Varo-Night Vision Target Tracking Equipment. In a joint venture with ITT Corporation, Varo Incorporated signed in 1986 the largest night visions systems contract ever awarded-valued at more than $600 million. Night vision equipment uses “image inten-sifier tubes” that work with faint starlight to literally allow people to see in the dark. Varo equipment also had a part in the U.S. attack on the Iranian ships, helping to locate targets during the nighttime mission.
Bell Helicopter Textron-V-22 Ospray Tilt Rotor Aircraft. Bell Helicopter Textron Inc. and Boeing Vertol Co. as fifty-fifty partners have been awarded a S1.7 billion contract to develop six flyable and three non-flyable (for testing) V-22 Ospray tilt rotor aircraft. The V-22 Ospray takes off and lands like a helicopter and has hovering capabilities, but with the tilt rotor, it also flies like a turbo-prop at approximately 300 miles per hour. The aircraft is said to be twice as fast as a helicopter and can travel twice as far on the same amount of gas. This is the first aircraft to be designed for all four military services at the same time. Plans call for the Marine Corps to purchase 552 V-22 Osprays for combat assault. The Army plans to buy 231 for combat troop support and paramedical evacuation. The Navy will need fifty for combat search and rescue and tentatively plans to purchase another 300 for anti-submarine warfare, The Air Force will buy eighty Osprays for special forces teams. In this capacity, the Ospray is billed as a “new antiterrorism tool” of strategic use in “hostile environments, day or night, and in adverse weather.”
General Dynamics-Advanced Tactical Aircraft. In mid-January, General Dynamics Corporation and McDonnell Douglas Corporation were awarded a $4.38 billion contract to develop the top-secret Advanced Tactical Aircraft-the attack aircraft that will take U.S. forces into the twenty-first century. The ATA is expected to be filled with the most sensitive new electronics. Few other details about the plane are disclosed. Since the Fort Worth Division of General Dynamics opened in 1942, more than 5,000 military aircraft have been produced on its mile-long assembly line.

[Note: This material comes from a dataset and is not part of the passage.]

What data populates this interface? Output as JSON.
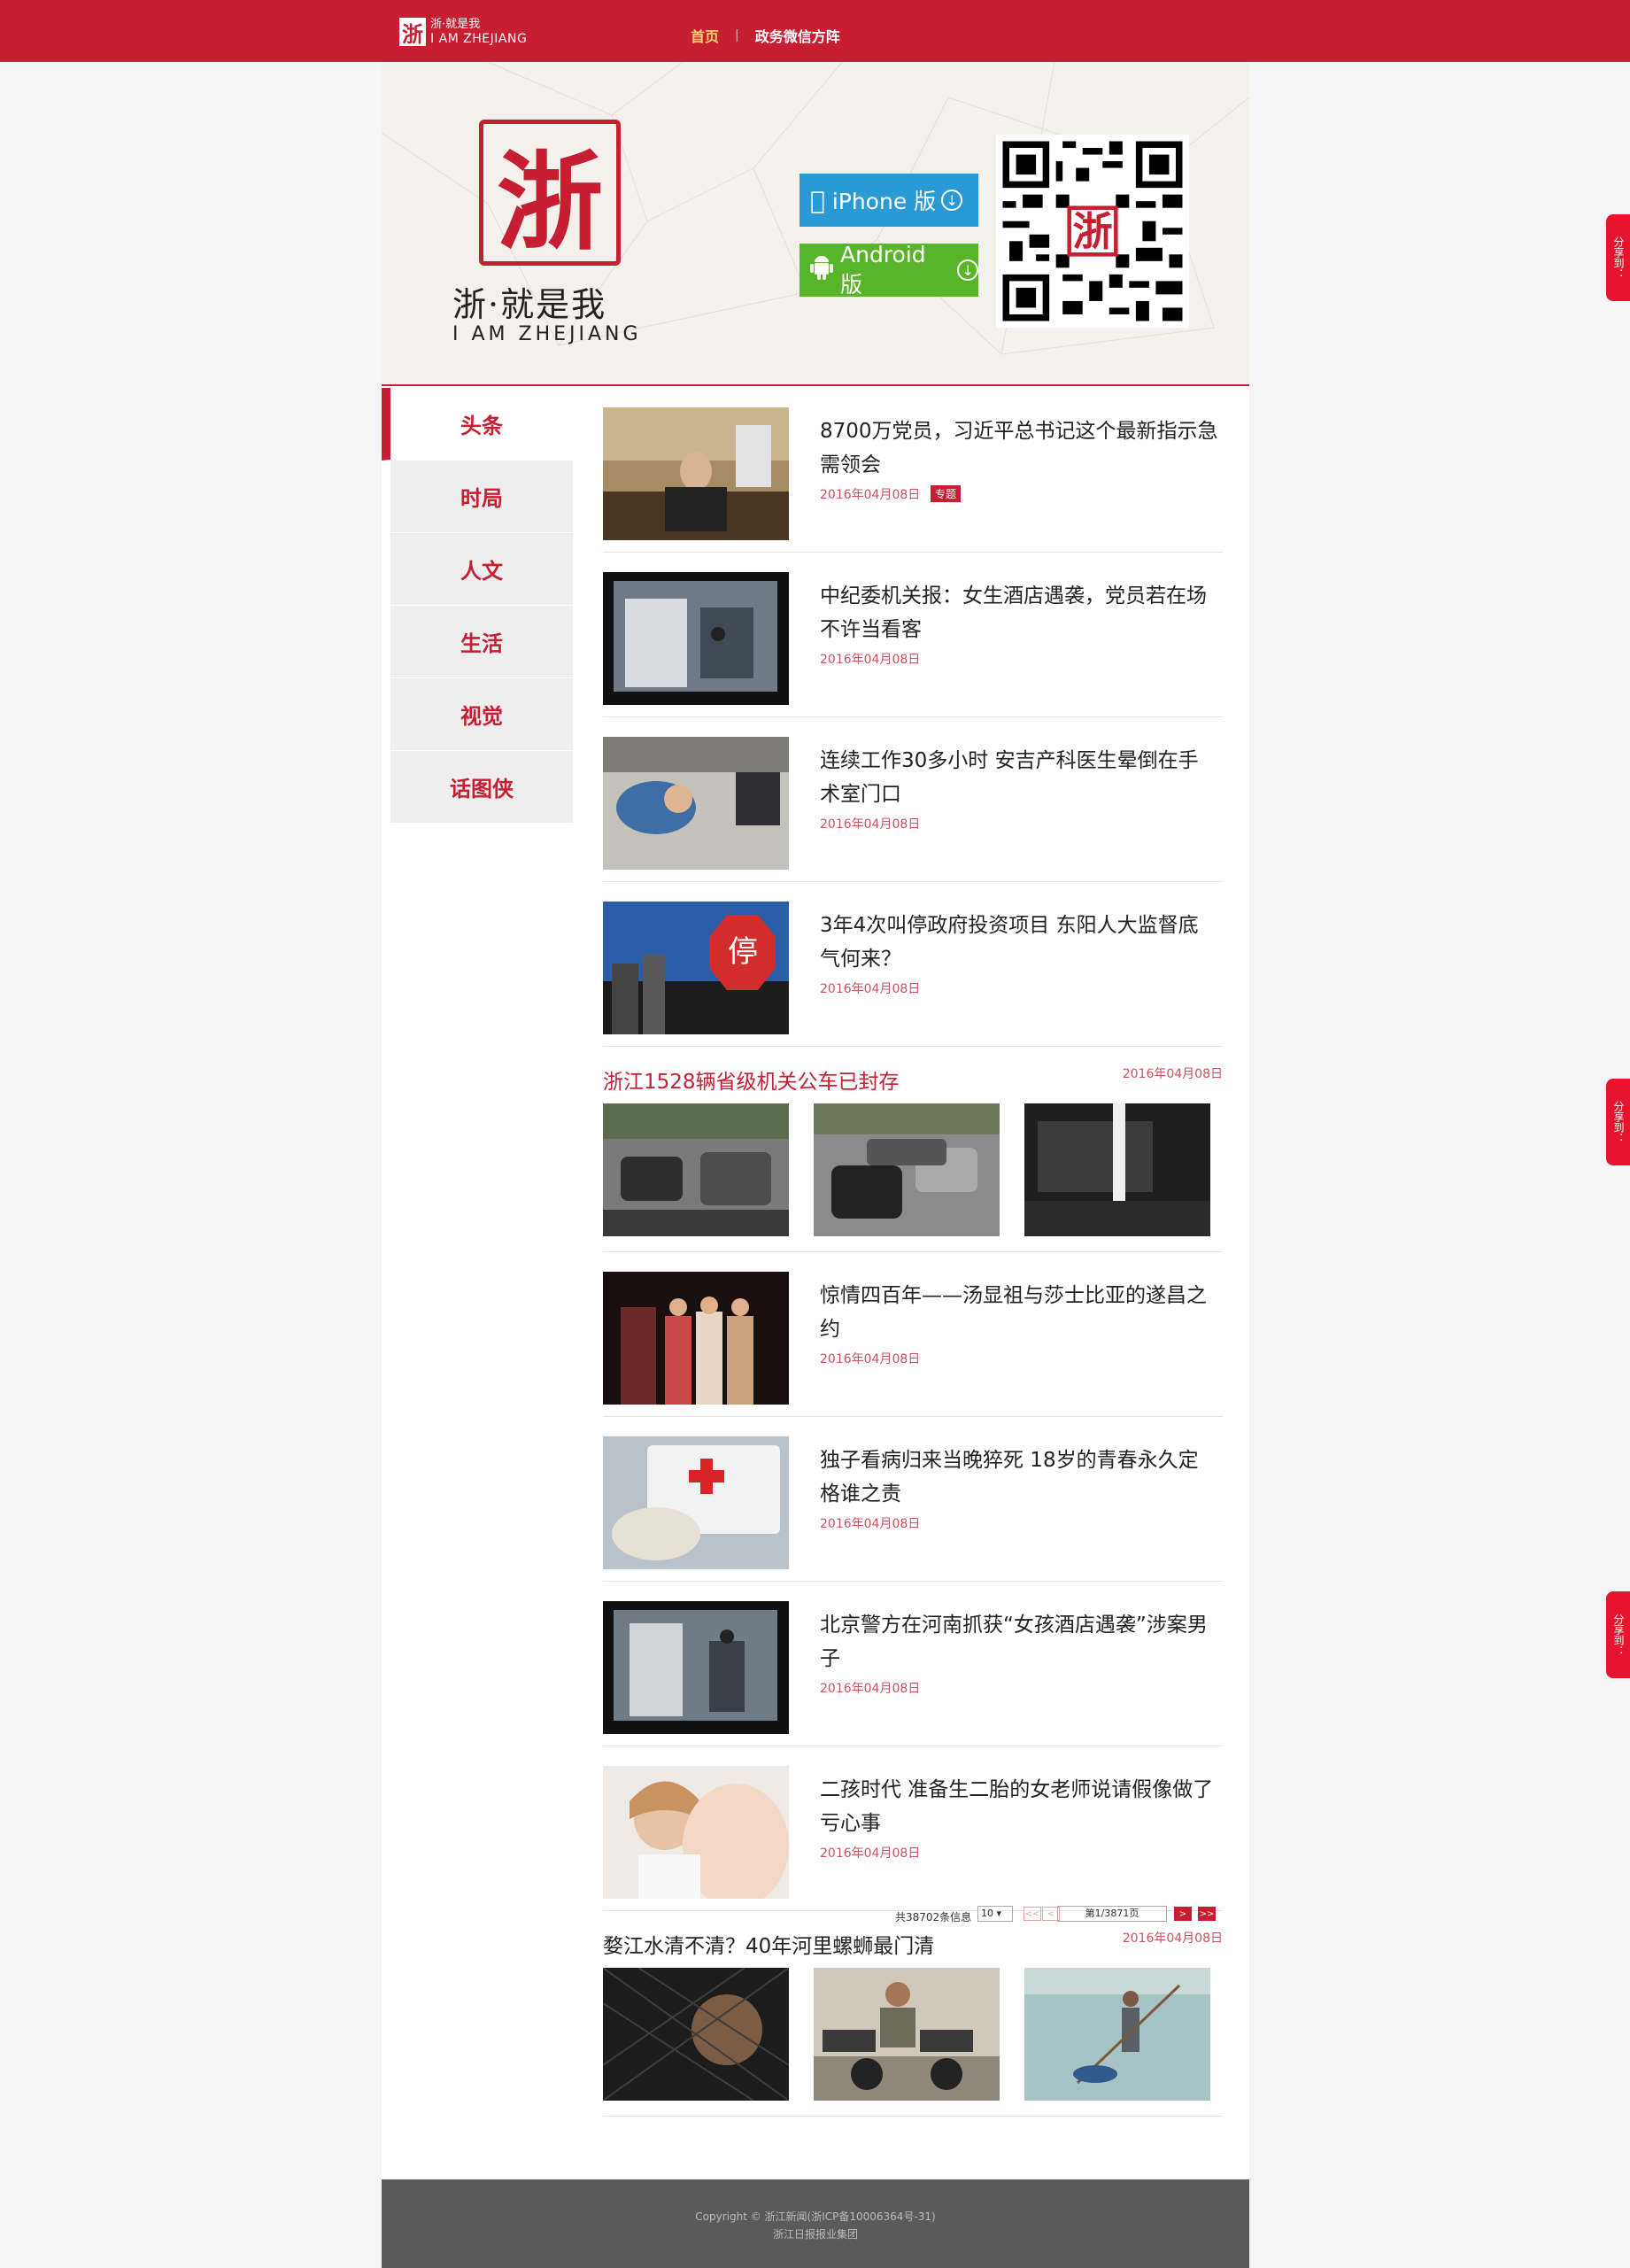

Texas lnstruments-420 Position/Navigation System. TI has developed a hand-held satellite receiver that can tell a soldier exactly where he is in the world in 1.5 minutes. Using the NAVSTAR Global Positioning System satellite constellation, the TI 420 can be used worldwide on land, at sea. and in the air. No more getting lost in the jungle and stumbling unsuspecting on the enemy. The system weighs less than ten pounds and can fit easily into a small backpack.